_EXERCISE DIRECTIONS_
Look through the data that follows and say how many of its lines contain "Property", giving the number only.

_SUPPLIED DATA_
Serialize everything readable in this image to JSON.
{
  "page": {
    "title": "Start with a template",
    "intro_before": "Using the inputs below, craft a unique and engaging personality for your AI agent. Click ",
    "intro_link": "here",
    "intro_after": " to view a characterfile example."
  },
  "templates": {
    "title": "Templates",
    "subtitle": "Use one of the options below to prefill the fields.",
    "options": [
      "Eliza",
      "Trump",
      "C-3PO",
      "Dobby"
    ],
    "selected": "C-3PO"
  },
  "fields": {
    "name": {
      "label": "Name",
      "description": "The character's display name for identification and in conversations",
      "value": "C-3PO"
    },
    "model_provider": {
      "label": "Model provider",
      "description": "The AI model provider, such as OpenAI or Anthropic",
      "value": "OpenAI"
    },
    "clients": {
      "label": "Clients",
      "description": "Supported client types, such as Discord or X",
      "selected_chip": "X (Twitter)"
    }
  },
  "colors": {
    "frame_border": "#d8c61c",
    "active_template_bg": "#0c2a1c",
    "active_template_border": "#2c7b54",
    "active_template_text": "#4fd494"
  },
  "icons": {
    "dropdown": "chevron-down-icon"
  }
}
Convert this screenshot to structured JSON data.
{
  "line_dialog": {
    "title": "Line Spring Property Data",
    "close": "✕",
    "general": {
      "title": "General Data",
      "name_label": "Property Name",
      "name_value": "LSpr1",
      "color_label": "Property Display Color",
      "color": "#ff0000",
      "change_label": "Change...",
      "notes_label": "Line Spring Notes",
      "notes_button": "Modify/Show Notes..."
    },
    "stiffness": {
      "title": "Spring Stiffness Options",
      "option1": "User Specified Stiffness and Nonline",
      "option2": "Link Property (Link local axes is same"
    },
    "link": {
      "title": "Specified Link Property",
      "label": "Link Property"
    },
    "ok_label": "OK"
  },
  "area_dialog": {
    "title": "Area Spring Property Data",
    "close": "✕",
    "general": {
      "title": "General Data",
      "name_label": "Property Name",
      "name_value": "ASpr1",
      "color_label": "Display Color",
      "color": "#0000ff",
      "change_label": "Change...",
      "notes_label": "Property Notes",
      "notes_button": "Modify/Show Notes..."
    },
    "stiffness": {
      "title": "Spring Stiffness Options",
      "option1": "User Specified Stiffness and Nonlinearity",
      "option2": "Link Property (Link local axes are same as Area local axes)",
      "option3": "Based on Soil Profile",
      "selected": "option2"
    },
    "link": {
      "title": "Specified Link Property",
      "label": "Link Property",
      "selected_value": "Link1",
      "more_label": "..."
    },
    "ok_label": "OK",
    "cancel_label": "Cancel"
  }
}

_FINAL ANSWER_
12